There is a subtle battle of color going on here. The basic grey form is intercepted by vertical striping along the entire body. This burgundy coloration actually seems to solidify around the neck and tail, only to be “counterattacked” by the grey, again in stripes. Around the legs, the burgundy appears instead as a spotted pattern. Like many Bullyland figures, the decorative patterns are often outlined in black. These outlines likely served as guides for the painters, while providing a distinctive aesthetic of their own.
Sculptural details are not particularly fine on this figure. However, it does sport a great active pose, something which Bullyland seems to handle pretty well. Caught in mid-stride, the beast bears all the modern grace of a 21st century sauropod replica, even if it doesn’t quite hit every checkbox for scientific authenticity. The tail curls midpoint, lending an interesting bit of visual flair, while sparing children the threat of a long pointed dinosaur toy. Also of note is the display tag, which normally has an illustration of the species posed exactly like the figure. For the Apatosaurus, the illustration depicts a fairly bulky sauropod standing on its hindlegs, hinting at some potential changes this figure underwent during the development process.

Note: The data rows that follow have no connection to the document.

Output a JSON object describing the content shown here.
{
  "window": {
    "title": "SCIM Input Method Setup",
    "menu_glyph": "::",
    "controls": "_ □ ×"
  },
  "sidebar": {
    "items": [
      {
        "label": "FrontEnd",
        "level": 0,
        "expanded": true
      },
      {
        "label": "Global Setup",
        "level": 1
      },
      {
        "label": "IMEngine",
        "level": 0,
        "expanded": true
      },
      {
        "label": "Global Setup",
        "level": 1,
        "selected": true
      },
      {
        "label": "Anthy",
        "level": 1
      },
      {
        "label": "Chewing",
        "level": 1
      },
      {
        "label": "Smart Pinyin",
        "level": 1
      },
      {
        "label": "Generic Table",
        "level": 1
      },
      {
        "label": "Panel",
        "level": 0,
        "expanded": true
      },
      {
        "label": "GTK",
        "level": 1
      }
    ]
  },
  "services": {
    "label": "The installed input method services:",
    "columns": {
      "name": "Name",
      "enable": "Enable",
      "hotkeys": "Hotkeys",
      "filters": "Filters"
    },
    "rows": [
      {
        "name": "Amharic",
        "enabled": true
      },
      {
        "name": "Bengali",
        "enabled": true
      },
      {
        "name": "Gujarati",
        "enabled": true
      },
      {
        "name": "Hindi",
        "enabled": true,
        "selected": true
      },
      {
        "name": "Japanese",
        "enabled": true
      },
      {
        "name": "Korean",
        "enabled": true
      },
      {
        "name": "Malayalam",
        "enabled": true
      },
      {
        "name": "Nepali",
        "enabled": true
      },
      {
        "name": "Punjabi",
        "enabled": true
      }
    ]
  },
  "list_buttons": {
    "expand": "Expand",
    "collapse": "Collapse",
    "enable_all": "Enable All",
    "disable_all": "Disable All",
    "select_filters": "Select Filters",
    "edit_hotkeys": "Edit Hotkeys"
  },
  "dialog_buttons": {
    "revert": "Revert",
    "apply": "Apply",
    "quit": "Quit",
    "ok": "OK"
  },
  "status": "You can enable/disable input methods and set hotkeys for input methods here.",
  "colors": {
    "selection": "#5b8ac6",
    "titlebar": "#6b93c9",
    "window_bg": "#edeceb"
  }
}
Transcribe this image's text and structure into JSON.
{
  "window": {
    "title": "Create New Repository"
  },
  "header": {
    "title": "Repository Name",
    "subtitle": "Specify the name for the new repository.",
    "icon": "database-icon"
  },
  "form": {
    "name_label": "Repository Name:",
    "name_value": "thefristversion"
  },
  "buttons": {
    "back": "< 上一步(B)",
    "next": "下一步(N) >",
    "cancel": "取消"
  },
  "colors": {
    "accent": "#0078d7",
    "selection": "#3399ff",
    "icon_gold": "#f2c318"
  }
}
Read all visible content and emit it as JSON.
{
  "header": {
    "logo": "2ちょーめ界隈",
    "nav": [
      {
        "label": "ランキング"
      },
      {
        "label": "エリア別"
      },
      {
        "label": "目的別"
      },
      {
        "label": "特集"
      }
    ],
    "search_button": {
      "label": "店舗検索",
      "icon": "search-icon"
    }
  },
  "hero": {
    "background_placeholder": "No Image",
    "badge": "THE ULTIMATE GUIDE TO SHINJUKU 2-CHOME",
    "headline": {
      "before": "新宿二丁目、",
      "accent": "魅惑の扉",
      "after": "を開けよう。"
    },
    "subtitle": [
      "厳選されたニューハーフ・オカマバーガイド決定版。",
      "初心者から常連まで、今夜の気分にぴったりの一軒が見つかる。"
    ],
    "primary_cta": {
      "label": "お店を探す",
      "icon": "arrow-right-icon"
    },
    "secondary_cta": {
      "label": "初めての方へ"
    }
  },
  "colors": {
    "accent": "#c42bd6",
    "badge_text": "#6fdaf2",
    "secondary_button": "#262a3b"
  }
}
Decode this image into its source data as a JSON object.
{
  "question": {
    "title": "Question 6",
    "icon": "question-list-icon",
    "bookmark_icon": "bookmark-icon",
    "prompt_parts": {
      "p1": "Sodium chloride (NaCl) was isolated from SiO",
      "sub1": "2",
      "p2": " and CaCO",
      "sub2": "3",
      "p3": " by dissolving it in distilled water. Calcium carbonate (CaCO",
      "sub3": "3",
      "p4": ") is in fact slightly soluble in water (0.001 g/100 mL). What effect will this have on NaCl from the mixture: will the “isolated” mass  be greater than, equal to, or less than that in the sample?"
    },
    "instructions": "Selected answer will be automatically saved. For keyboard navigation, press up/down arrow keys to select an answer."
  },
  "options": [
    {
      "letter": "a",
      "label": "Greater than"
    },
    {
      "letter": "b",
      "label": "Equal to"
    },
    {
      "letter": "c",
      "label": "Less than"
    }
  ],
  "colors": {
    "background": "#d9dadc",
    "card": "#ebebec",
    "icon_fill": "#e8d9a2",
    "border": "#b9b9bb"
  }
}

At 39 centimeters in length, there’s some nice compatibility for collectors. The original retail price for this piece was nearly $30, which seems a bit excessive given today’s standard of mass-produced detailed figures. Fortunately, it can be found for a bit less in places that still sell them. The Apatosaurus was one of several figures retired by Bullyland in 2010. Given the popularity of the species however, it is likely we’ll see an improved version in the future.